What is the count of lines in the listing below that hold the string "note"? Reply with that number alone.

—————

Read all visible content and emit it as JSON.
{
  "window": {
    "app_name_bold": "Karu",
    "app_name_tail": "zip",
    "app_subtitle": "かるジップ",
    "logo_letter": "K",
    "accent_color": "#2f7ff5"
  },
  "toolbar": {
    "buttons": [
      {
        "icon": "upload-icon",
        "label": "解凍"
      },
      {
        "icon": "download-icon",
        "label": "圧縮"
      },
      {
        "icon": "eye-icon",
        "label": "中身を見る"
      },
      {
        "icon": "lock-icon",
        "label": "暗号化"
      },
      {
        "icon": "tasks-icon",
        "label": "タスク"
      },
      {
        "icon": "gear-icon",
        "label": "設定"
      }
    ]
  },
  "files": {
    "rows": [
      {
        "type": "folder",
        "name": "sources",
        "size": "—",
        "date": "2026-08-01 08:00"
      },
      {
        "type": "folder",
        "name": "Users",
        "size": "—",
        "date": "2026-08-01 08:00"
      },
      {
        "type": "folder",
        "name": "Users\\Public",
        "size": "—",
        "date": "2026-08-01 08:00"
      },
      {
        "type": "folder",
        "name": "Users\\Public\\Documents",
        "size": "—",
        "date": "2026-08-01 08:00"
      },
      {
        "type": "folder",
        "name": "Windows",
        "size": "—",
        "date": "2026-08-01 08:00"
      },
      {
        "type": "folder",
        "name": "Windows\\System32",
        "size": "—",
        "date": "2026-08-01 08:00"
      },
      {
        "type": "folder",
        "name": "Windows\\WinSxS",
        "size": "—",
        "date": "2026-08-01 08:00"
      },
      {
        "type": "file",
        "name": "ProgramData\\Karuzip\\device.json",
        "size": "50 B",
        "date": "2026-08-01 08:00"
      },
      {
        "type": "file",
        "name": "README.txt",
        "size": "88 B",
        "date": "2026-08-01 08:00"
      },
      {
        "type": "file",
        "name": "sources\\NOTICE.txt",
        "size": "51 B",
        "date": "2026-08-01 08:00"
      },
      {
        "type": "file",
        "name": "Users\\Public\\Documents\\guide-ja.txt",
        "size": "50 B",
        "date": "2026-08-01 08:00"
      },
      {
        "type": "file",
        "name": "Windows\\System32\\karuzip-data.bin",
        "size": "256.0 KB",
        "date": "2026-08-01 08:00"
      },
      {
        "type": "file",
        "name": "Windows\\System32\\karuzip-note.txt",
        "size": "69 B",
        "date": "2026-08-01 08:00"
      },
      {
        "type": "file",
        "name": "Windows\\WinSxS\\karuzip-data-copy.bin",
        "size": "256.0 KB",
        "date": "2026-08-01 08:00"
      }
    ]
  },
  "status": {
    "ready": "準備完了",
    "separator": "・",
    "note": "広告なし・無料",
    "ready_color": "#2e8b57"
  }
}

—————

Result of the exercise: 2